While some businesses are hoping to endure this turbulent period by reverting to homeworking, for others, this simply isn’t possible. In the hospitality industry, for example, there’s no scope for staff to work remotely, and with the government advising the public to avoid bars and restaurants, there may simply be no work for staff to do. Independent retailers may find themselves in a similar boat, as despite large supermarkets experiencing an apocalyptic surge in sales, the government’s advice to avoid all but essential shopping is likely to hit smaller businesses hard. Elsewhere, those in the travel industry, and those whose roles require close contact with the public, will also be left at a loose end due to travel restrictions and ‘social distancing’ measures.
What does it mean to lay off staff?
A lay-off is a situation in which an employer suspends a person’s employment and pay for at least one working day. Lay-offs are typically made in response to a temporary downturn in business and are used as a means of cutting costs during this period. As such, they usually have nothing to do with an employee’s personal performance and tend to involve whole groups of employees.

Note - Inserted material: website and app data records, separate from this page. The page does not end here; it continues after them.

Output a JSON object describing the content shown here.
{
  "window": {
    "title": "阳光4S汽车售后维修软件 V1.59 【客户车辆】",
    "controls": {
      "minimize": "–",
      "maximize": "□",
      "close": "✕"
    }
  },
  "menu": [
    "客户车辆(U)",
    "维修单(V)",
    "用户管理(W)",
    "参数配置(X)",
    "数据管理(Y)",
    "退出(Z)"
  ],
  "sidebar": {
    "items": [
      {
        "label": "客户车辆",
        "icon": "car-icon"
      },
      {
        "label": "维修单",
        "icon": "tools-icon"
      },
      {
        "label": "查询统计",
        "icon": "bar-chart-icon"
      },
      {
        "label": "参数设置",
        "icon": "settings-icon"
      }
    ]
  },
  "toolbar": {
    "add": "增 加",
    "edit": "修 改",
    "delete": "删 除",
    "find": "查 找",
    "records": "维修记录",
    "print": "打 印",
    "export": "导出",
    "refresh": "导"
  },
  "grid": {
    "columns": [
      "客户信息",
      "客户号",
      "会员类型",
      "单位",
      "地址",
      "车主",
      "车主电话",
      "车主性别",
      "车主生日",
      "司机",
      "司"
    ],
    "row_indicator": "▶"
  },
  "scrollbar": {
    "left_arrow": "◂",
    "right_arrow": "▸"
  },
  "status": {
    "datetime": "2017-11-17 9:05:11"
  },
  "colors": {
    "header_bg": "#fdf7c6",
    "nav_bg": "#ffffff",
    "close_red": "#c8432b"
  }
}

In periods of uncertainty – when employers cannot predict what business will be like from one week to the next – lay-offs can be used as an alternative to redundancy. The difference here is temporary lay-offs allow workers to remain employed so that they can return their role at a later date should circumstances improve.
During the coronavirus outbreak, therefore, employers may consider lay-offs as a way of preserving their business until the crisis subsides.
When are lay-offs permissible?
While it may seem difficult to convince staff to agree to lay-offs, they may be more receptive to this course of action if they understand that this is a temporary measure in response to the current outbreak and a means of avoiding redundancy.
If you are able to predict when normal working will resume, specifying that length of time staff will be laid off for may also encourage agreement and help to allay anxiety.
How much pay are staff entitled to if laid off?
The pay staff are entitled to if laid off will depend on what’s stated in their contract. Employees will be entitled to normal pay, unless their contract allows you to pay them less or nothing at all.
But I don’t have to pay staff during lay-offs if their contract allows for this?
Not necessarily. Even if your contracts state that you can lay employees off without pay, those with one month’s service or more may be entitled to ‘guarantee pay’. This is set at a maximum of £29 per day for five days in any three-month period, so affected employees can expect to receive a maximum of £145. Those who earn less than £29 per day will be entitled to their normal day rate instead, while guarantee pay for part-time workers will be worked out proportionally.
You may operate your own more generous guarantee pay scheme, in which case this will apply instead of (not on top of) statutory guarantee pay.
What about zero-hour workers?
Generally speaking, zero-hour employees will not have the right to receive work during a downturn. This will not be a lay-off, though, as they have no contractual right to work.
How long can a period of lay-off last?
There is no upper limit for how long staff can be laid off. However, if you lay staff off for longer than their contract allows, this may constitute a breach of contract.
If lay-off lasts for four consecutive weeks, or six weeks within a 13-week period, employees are entitled to serve notice to terminate their employment and may be able to claim a redundancy payment.
Should this happen, you will have seven days to either:
- Accept the employee’s claim; or
- If you expect work to be available within four weeks and last at least 13 weeks, issue a written counter-notice.
If the employee does not withdraw their claim at this stage, the matter will be referred to an Employment Tribunal, which will decide whether there is a reasonable prospect that work will resume.
What are the alternatives?
If coronavirus is causing unexpected financial strain, it’s understandable that you may consider scaling back your workforce.
However, there are other ways that you may be able to cut costs for a short period of time to allow your business to bounce back, including:
- Implementing a recruitment freeze;
- Considering short-time working;
- Offering voluntary retirement;
- Withdrawing non-contractual bonuses; and
- Reviewing your benefits package.
What are the dangers?
If there’s no lay-off clause in your contracts, but you lay staff off anyway, that will constitute a breach of contract. This will allow employees to make claims for unlawful deductions from wages and, if they have over two years’ service, they will be able to resign and claim constructive dismissal.
Similarly, if you don’t pay the amount stated in the employee’s contract, claims for deductions from wages and constructive dismissal could follow.
One particular danger relates to the way in which you select employees to be laid off or put on short-time working. You must make sure that the method you use:
- Has some objective grounds to it;
- Is not be discriminatory; and
- Is not used in a way that breaches trust and confidence.
Again, failure to do so could give rise to constructive dismissal claims.
Safeguard your workforce with our Employment Law support
The employment implications of coronavirus are far reaching, from managing sickness absence and the practicalities of homeworking to the potential for lay-offs and redundancies. With the situation constantly evolving, Ellis Whittam can provide essential Employment Law support to help ensure the stability of your team through this difficult period and beyond.